By Sharon Astyk
In the last couple of months, several major peak oil activists have confided to me that they have had moments of despair. In each case, these were not ”doomers” or people who have long since thrown up their hands - instead, these are people making a difference, with viable plans for shifting the way we live, and they suddenly came up against painful economic reality - that the investments they’d hoped we [would] make, many quite modest - simply aren’t going to get made.
For many people who imagined peak oil as a steady build up in energy prices, or marked volatility, but trending upwards and leading only eventually to an economic collapse, the sudden shift into credit crisis is a crisis indeed - all of the signals that high energy prices were sending are erased now, and while demand is falling, so is the ability to invest in infrastructure.
On the other hand, since I never thought most people or governments would be able to make massive infrastructure changes, I’m probably less traumatized.

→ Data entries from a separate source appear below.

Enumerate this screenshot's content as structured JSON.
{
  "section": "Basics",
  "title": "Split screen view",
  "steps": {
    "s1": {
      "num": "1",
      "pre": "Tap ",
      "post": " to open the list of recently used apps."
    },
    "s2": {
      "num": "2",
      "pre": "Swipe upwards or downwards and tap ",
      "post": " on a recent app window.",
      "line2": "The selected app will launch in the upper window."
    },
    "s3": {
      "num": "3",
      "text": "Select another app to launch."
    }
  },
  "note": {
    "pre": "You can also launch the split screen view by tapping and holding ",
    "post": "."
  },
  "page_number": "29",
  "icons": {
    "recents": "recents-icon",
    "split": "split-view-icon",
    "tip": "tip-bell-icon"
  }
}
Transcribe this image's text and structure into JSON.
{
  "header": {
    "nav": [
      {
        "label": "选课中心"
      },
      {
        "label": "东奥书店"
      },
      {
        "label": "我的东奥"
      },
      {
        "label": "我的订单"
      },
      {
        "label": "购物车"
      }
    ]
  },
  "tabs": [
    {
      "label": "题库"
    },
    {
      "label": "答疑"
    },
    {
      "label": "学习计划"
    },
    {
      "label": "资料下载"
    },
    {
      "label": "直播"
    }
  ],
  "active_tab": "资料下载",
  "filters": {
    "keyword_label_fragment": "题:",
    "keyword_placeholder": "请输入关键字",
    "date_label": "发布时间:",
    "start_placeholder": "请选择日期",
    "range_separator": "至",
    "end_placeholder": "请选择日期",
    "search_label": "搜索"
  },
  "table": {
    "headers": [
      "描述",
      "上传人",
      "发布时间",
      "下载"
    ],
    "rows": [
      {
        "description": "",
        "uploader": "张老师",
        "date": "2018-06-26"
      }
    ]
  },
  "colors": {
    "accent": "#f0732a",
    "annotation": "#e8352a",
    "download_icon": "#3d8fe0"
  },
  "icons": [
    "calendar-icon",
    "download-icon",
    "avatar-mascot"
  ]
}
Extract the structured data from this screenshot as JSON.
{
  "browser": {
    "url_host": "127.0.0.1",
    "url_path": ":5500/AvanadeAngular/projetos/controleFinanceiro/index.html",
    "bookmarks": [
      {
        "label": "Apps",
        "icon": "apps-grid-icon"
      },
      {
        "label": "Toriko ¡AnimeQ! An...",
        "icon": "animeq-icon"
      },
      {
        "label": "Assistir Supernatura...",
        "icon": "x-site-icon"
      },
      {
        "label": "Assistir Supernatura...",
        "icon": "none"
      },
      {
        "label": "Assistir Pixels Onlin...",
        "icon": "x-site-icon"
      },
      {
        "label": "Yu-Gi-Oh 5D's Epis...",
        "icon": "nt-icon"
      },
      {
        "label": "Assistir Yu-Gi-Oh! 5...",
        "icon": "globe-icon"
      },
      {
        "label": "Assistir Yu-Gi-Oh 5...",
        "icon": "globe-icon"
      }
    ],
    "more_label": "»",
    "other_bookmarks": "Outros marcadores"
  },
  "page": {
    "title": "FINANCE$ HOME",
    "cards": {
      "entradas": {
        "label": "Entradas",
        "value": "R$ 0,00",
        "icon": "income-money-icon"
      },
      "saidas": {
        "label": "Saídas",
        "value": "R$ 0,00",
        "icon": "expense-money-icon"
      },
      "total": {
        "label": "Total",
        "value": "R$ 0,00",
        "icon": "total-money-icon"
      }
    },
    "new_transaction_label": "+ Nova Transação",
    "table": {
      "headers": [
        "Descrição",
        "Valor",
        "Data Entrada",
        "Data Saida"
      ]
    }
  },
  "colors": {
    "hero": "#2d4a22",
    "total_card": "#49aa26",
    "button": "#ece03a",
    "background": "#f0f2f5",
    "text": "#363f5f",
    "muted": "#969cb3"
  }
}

And in the vast and traumatic mess that we are facing, I’m seeing some surprising signs of hope - not that we’ll magically reshape our society into the renewable paradise a lot of us would like to see, but that people are well, not acting like complete idiots - that they are responding to things fairly appropriately, even wisely sometimes.
For example, yesterday, NPR reported that the CEO of Walmart noted that people were spending a lot less - and most remarkably, they were saying how good they feel about not spending that money. In the context of a convention of American retailers, this was not good news. In the context of the human future, this news should have been trumpeted from the rooftops.
In fact, the people are turning out to be rather clever (as long as we don’t look to closely at SUV sales) - that is, even though every freakin’ economist and policy advisor, not to mention CNBC were lying to us and saying the crisis wasn’t much and if it was much it was practically over, Americans actually figured out what was going on, stopped spending so much, and started the hard and painful work of retrenching. Even at Christmas they managed to resist the increasingly plaintive calls of retailers to spend more money on stupid crap. It is easy to understate how radical this is - the people understood we were in a crisis that required a massive behavior change long before almost everyone else did. This is the sort of thing that restores faith in the value of democracy.
Meanwhile, in a speech, Barack Obama, who isn’t even President yet, actually used the “S” word - the one I’ve been begging people to use for years now. He called for sacrifice from the American people - and the response so far was heartening, as I expected - people think that this is being taken seriously, because, after all, they are being asked to help out.
Oh, and Obama is moving his mother in law into the White House with him and his family. Not only is this a really good thing for his kids, since the parents will be on the busy side, but it is also a damned good thing for the nation, which is filled with people who have been told over and over again that they couldn’t possibly live with their families - that doing so means you are pathetic and worthless, and that families are awful. And now they will have no choice - so seeing someone do it voluntarily can only help.
Meanwhile, gardening is booming - seed companies are topping last year’s records, and there are more and more people looking to food production as a strategy for weathering the tough times.
Nearly everyone I know who has spent the last few years talking about coming tough times is starting to hear shifts in the culture - people are taking this seriously, and that means that it is possible for many of us to find someone else in our neighborhood or community to share the burden with.
Now there’s plenty of awful news. The economy sucks. The situation sucks. A whole lot of stuff is going badly - this is not meant as mere cheerleading. But the point is this - on some level, we all know we’re probably on our own. And there are some real signs that ordinary people, left to themselves, are responding more gracefully and imaginatively than might have been expected. And that is reason for cheer.